The new school will be just the latest in a series of positive moves for east Macon. Down the street, the National Guard’s 48th Infantry Brigade Combat Team just moved into a new headquarters, and the former Hunt Elementary School building was recently approved for conversion to a multifamily residential development.
Last month, Macon-Bibb County Mayor Robert Reichert announced tentative plans to develop the long-dormant Bibb Mill site on Coliseum Drive for a 5,500-seat minor-league baseball stadium, with adjacent restaurants and small hotels, plus a parking deck.
As for the school, school board member Ella Carter said the new building would be a welcome addition for east Macon residents.
“I don’t know when the last time (was), but I know it has to make them happy,” she said.
Adjacent to the old King-Danforth building, the school will cost about $13.6 million to build, funded largely from designated sales tax proceeds.
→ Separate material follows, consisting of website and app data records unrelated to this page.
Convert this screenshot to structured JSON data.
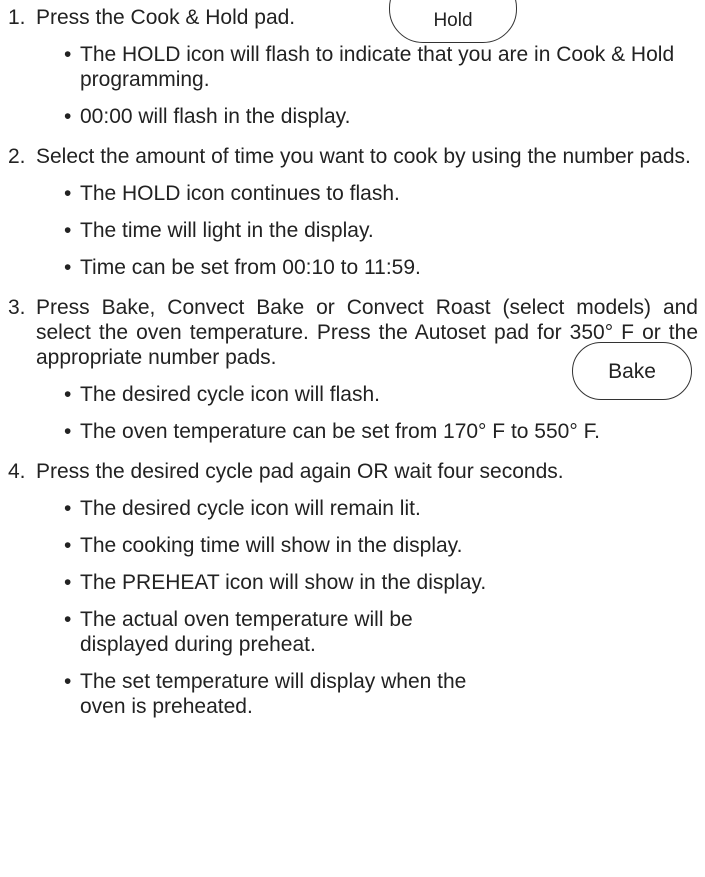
{
  "pads": {
    "hold_label": "Hold",
    "bake_label": "Bake"
  },
  "steps": [
    {
      "num": "1.",
      "text": "Press the Cook & Hold pad.",
      "bullets": [
        "The HOLD icon will flash to indicate that you are in Cook & Hold programming.",
        "00:00 will flash in the display."
      ]
    },
    {
      "num": "2.",
      "text": "Select the amount of time you want to cook by using the number pads.",
      "bullets": [
        "The HOLD icon continues to flash.",
        "The time will light in the display.",
        "Time can be set from 00:10 to 11:59."
      ]
    },
    {
      "num": "3.",
      "text": "Press Bake, Convect Bake or Convect Roast (select models) and select the oven temperature. Press the Autoset pad for 350° F or the appropriate number pads.",
      "bullets": [
        "The desired cycle icon will flash.",
        "The oven temperature can be set from 170° F to 550° F."
      ]
    },
    {
      "num": "4.",
      "text": "Press the desired cycle pad again OR wait four seconds.",
      "bullets": [
        "The desired cycle icon will remain lit.",
        "The cooking time will show in the display.",
        "The PREHEAT icon will show in the display.",
        "The actual oven temperature will be displayed during preheat.",
        "The set temperature will display when the oven is preheated."
      ]
    }
  ]
}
It is the second of three elementary schools set to be built during this funding cycle.
The first was the new Heard Elementary building -- scheduled to open in January, and the other will be at the old Morgan Elementary site on Faubus Avenue. Construction on that school will begin in May.
Besides being the school board member who represents the area surrounding King-Danforth and Jones schools, Carter spent 15 of her 47 years in education as principal of Jones Elementary. She liked what she saw in a rendering of the new building.
“The prospects look good, ... and I think when students are in an environment to learn, they learn,” she said.
Carter also heads up the committee in charge of selecting a name for the school, still a work in progress.
SP Design Group handled the architectural plans for the project, and Chris R. Sheridan & Co. is in charge of construction.
Sheridan said there was something “neat” about being involved in building a school.
“With schools, we’ve got an opportunity to build minds as well as buildings,” he said, “and that makes them special.”
To contact writer Jeremy Timmerman, call 744-4331.